I was very surprised to see a graveyard between the rice fields, so I tried to reproduce this rural ambient in the module. There were also magnificent views of Mount Iwaki behind the rice fields:






I started with a standard two track straight module:



After laying and ballasting the tracks I used a 1mm PVC foam sheet to make the slopes and relief of the rice fields and the places to fit some Tomix farm houses:




I covered everything with earth colour grout, that type of mortar used to fill the space between floor tiles. On top of the grout I added static grass, and painted the bottom of the flooded rice fields. Water was simulated with a two component resin, the same used in jewelry and easy to find in hobby stores.  







I wanted to add more detail with a small freight platform. To illuminate the shelter I used a cooper strip and soldered SMD warm white leds:





Some more illumination, like street lamps:






There was no Toori in the original photo, but I wanted to try the possibilities of a 3D printer and I liked it:



And finally just small details as farmers, some tractors and different crops:







Here you can see the final result using one of my photos as backdrop:



Thursday, December 26, 2019

Kato D51-498 DCC Conversion

There are two different model number for Kato D51-495 Orient Express'88 model. The first one is the item number 2016-2, with a more detailed cabin and what seems a more detailed model. It is the newest one, but on tracks derails much easily that the old model which is the item number 2006-3. Here you can see my approach to convert to DCC both models:

Starting with the 2016-2 model, it has the very same mechanics than the 2016-9 model that you can see in my previous post: http://www.clubncaldes.com/2019/08/kato-d51-2016-9-dcc-with-sound.html

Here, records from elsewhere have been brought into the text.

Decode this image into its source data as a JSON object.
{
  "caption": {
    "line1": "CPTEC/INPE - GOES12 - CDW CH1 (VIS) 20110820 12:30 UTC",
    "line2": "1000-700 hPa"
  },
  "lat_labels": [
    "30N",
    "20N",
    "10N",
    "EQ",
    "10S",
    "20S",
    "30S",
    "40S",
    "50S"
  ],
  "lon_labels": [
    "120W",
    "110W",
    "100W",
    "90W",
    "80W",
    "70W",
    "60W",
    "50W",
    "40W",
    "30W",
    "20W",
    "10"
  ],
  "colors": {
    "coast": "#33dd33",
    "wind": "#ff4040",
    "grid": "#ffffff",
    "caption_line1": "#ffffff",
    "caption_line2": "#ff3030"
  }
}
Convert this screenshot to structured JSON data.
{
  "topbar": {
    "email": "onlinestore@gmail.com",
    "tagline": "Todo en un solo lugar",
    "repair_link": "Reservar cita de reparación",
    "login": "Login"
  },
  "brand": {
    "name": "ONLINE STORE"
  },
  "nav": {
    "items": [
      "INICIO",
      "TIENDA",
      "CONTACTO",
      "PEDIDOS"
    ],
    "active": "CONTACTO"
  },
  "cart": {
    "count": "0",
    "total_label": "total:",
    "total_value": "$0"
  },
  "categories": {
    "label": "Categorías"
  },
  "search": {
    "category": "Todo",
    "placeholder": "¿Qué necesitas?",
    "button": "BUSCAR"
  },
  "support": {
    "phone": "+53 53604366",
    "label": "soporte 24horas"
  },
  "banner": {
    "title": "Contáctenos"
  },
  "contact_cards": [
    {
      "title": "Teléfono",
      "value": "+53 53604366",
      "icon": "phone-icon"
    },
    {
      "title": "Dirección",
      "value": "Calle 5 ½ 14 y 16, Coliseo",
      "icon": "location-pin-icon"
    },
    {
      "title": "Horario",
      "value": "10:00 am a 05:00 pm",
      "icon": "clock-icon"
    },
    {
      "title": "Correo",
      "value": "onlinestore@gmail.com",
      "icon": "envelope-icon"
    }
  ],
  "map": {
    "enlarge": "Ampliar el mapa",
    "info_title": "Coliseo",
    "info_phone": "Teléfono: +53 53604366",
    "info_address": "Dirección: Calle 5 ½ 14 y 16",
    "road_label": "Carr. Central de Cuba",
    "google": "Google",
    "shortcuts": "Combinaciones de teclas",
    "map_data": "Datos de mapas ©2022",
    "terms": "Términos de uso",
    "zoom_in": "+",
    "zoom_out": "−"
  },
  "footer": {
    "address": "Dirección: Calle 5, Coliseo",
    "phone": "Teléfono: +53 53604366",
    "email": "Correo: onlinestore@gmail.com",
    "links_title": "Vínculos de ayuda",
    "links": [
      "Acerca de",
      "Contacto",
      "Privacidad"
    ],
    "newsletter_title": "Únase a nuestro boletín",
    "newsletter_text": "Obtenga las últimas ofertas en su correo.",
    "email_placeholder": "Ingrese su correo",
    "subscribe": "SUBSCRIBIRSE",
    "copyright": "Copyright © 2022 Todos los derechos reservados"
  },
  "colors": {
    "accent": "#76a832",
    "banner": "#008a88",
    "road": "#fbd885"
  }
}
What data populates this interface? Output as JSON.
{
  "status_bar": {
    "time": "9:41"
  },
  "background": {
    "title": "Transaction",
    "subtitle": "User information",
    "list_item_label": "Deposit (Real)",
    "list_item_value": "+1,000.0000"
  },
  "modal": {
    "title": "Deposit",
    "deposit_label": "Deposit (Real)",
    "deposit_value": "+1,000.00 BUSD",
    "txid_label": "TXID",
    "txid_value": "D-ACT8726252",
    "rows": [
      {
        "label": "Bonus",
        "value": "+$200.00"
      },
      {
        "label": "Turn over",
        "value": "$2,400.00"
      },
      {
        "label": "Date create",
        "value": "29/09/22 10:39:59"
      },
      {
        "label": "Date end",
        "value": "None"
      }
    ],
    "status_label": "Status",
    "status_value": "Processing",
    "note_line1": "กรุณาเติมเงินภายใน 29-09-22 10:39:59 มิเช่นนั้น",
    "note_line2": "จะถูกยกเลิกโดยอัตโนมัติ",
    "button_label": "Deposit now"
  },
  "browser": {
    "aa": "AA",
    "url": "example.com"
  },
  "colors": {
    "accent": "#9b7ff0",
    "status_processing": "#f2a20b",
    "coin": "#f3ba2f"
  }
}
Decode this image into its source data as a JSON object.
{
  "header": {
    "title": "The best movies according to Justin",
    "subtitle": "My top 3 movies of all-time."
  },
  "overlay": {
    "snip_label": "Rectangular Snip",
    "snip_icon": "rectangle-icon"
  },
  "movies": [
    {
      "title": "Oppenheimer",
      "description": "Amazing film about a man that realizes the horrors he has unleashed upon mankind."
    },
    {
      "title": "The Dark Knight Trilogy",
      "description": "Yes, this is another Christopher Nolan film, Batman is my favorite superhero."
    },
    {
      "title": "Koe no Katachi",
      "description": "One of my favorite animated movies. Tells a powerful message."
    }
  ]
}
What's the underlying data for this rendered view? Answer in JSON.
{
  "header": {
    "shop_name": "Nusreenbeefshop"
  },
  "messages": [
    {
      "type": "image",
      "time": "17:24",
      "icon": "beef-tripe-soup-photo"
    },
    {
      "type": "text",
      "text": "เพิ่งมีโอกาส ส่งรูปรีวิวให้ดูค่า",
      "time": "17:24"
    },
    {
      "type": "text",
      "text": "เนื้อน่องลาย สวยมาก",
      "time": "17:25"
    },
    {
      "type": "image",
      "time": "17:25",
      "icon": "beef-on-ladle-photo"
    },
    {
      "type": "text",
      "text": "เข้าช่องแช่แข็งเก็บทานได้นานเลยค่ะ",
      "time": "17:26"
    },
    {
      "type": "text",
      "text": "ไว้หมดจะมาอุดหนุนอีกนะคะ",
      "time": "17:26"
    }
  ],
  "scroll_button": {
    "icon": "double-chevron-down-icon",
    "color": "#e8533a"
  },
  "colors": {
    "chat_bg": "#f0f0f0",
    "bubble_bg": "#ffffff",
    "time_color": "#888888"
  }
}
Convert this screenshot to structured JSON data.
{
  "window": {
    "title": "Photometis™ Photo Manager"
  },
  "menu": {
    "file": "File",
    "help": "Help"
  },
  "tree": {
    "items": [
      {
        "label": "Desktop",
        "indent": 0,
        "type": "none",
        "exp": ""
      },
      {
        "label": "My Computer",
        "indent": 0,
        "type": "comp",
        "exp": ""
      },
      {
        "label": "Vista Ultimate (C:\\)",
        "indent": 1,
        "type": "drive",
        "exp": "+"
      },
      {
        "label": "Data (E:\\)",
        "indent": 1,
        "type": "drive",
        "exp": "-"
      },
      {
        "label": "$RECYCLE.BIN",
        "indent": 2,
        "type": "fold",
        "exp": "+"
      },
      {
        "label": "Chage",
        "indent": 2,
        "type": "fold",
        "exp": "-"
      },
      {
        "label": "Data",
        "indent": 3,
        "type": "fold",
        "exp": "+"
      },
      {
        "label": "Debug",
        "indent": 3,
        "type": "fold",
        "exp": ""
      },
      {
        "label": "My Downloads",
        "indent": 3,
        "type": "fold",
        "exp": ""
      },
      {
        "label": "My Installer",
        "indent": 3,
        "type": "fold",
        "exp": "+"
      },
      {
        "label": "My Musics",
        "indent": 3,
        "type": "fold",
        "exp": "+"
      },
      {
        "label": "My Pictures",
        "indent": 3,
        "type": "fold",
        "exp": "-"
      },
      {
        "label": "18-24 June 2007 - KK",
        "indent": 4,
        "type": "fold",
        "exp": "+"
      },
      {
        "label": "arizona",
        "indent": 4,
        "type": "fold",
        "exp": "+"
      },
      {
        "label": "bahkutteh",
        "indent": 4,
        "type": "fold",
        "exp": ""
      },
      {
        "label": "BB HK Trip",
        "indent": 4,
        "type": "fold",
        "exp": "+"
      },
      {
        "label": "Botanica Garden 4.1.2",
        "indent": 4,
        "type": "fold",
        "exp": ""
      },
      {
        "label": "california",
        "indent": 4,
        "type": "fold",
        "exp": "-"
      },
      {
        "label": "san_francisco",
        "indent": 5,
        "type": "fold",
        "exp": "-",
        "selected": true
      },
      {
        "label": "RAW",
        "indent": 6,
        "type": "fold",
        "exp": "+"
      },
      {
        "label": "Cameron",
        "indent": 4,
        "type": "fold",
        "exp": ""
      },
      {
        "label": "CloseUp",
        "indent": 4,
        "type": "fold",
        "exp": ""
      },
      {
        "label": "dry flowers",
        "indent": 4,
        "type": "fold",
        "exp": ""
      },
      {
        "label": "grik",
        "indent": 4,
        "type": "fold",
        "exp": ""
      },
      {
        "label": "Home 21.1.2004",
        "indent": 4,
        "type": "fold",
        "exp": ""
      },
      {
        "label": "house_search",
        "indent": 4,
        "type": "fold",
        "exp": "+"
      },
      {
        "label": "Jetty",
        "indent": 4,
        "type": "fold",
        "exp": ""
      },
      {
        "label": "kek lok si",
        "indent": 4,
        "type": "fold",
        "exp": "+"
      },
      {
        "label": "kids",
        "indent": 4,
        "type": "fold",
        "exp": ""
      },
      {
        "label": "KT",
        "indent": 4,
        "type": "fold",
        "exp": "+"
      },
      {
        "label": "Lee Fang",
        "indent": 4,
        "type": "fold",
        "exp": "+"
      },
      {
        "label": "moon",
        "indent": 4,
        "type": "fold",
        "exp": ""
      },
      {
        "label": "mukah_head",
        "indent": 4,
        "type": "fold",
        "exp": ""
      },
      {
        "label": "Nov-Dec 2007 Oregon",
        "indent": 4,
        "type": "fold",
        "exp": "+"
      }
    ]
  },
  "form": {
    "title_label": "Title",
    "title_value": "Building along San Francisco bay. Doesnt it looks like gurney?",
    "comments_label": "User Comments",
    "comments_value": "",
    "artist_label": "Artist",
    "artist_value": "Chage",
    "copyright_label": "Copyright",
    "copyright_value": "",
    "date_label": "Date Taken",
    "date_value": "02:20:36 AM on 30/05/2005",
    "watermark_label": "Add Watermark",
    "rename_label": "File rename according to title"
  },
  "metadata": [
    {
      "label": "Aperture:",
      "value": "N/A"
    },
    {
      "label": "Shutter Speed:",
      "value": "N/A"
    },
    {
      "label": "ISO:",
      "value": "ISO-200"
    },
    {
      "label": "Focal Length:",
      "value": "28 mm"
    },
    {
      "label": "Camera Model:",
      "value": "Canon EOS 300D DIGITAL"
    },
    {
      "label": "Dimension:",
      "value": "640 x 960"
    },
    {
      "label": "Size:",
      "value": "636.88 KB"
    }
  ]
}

You don't have to unscrew anything, everything is clipped, and there is plenty of space if you want to use a sound decoder like SD10A form Doehler & Haass. In this case, I decided to use a tiny Zimo MX616 decoder.



Fist of all solder the current wires of the decoder to the current plates of the tender. Don't worry about the length of the wires as there is enough space to hide it. Plates can be easily removed and mounted again with the wires already soldered.



Cabin and main body are removed easily, just with with the help of a thin screwdriver as they are only clipped.



Then pull from the motor wires and un-solder them from the strips that will appear:



Tender weights can be already mounted after passing the motor wires as seen in the following photo. Again, leaving wires too long is not an issue:



Isolate the wires once soldered with Kapton tape:



And this is finally how it looks before closing it:




And now you can compare it with the old model 2006-3, not as well detailed but with a much better behaviour on tracks. To unmount the tender you have to unscrew one of the bogies, don't pull from the tender because in this model it is not clipped. Inside you will see the following piece that is clipped. Here is were you have to solder the motor wires:



To open the main body there is a hidden screw under the very first axle. You will need to move the first axle to one side to access it. Don't unscrew any other screw or you will have a lot of work to put all gears and little pieces in place again...

After removing the motor, cut the motor current plates that are folder to the side. Cut them to do not stand out from the support and avoid a short circuit, and solder the motor wires as you can see in the following photo:



Mounting the whole thing again is a little tricky, you will need three or four hands for it but just be patient and hold everything until being able to screw the bogie under the tender so everything keeps in place. To close the tender you will have to sand a little bit the hull under the front side, where the motor wires pass from the tender to the main body:


Thanks for reading, and Merry Christmas to everybody!!